--- RECORDS FOR THIS TASK ---
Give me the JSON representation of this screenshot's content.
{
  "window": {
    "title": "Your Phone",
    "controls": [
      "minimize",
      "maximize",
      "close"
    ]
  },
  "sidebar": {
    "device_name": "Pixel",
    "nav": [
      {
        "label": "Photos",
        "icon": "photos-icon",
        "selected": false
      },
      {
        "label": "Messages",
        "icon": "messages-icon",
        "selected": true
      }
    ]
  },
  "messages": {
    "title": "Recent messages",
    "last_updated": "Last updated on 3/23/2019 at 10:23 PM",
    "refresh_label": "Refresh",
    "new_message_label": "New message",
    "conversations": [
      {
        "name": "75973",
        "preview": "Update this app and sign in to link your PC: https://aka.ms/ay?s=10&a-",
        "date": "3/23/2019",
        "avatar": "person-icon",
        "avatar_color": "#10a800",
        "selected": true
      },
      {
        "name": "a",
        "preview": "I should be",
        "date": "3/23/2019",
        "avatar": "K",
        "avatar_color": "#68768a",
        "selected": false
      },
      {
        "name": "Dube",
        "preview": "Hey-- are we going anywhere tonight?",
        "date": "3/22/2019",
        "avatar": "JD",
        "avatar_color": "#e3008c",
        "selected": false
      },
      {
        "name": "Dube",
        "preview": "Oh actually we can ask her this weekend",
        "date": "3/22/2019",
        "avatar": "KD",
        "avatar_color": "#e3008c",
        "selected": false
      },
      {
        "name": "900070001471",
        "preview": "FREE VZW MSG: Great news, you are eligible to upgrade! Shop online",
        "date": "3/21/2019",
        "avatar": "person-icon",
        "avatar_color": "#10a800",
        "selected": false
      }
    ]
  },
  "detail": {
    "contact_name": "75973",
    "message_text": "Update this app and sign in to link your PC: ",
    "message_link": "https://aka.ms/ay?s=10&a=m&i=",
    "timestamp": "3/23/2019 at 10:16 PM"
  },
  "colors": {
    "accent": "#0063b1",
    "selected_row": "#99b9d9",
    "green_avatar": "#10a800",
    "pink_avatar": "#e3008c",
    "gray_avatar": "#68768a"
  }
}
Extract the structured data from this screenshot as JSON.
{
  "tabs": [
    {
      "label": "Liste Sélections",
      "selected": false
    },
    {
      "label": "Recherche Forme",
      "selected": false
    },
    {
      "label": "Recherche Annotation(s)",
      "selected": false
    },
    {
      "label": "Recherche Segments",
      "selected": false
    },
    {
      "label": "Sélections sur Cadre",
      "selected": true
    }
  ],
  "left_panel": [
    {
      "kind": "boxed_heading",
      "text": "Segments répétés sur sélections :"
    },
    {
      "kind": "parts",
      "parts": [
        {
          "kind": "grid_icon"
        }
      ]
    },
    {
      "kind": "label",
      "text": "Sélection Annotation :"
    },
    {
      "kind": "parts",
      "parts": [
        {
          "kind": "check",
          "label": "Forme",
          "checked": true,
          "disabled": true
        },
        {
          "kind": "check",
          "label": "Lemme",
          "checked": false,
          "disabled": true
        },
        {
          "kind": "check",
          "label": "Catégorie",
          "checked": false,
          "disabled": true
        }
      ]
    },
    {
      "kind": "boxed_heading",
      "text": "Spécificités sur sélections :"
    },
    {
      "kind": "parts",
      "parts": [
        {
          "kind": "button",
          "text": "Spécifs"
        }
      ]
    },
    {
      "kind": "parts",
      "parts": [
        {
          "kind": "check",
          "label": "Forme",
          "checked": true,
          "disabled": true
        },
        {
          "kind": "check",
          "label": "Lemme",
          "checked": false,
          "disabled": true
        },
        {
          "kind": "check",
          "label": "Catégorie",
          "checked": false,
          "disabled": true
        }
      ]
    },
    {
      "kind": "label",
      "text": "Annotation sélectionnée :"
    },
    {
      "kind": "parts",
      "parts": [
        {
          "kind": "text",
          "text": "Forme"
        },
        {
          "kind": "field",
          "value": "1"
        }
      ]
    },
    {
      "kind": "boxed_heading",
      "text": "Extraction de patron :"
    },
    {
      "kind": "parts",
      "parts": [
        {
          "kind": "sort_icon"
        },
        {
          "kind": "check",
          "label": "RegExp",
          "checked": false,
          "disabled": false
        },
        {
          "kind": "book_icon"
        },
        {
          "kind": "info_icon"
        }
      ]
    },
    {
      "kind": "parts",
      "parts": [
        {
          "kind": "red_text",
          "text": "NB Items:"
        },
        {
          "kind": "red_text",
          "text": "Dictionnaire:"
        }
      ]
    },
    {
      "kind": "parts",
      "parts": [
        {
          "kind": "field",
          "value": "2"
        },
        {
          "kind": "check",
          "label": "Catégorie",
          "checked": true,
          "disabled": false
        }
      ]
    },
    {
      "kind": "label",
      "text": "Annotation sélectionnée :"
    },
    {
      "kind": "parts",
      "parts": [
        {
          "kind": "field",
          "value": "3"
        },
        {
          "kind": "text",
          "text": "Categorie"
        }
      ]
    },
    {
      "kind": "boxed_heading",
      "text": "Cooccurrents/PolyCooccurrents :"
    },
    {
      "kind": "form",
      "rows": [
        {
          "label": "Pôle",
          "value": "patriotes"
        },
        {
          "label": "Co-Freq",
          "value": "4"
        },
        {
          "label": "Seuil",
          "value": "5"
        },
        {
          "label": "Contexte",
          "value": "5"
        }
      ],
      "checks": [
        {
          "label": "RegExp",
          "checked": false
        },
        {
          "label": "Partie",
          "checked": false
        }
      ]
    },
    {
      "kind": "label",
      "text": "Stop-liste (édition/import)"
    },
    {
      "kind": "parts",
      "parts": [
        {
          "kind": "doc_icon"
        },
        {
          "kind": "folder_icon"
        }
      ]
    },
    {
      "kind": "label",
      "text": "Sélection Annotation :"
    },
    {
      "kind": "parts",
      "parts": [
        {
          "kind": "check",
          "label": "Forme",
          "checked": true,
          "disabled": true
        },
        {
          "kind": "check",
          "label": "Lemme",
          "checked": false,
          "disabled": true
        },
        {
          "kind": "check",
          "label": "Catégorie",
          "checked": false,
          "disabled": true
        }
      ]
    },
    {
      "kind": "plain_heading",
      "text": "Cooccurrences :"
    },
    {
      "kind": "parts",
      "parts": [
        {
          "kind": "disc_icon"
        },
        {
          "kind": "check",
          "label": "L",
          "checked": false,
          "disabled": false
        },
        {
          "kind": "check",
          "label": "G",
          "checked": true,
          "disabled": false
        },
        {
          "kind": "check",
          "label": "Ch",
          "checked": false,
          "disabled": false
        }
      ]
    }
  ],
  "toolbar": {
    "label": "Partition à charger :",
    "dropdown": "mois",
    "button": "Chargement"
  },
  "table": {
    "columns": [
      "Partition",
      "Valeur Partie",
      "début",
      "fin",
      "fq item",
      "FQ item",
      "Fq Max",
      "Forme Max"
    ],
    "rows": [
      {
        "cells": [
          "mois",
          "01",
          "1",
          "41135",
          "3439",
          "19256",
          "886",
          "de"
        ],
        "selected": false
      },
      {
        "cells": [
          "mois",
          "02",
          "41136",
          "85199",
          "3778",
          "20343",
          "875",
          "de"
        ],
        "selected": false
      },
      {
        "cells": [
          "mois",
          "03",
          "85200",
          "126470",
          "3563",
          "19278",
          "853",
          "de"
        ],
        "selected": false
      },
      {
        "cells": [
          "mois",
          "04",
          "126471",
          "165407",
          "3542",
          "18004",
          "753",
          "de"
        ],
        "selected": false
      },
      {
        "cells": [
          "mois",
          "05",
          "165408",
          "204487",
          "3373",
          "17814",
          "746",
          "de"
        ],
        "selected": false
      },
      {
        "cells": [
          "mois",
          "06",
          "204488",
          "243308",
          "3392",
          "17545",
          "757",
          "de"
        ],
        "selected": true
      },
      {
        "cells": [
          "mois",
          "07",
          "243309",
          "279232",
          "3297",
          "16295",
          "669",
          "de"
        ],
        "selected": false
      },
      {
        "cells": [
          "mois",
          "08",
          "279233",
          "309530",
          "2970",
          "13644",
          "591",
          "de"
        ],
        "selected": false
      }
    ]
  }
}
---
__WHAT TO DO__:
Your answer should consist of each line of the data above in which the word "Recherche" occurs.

__THE COMPLETED TASK__:
      "label": "Recherche Forme",
      "label": "Recherche Annotation(s)",
      "label": "Recherche Segments",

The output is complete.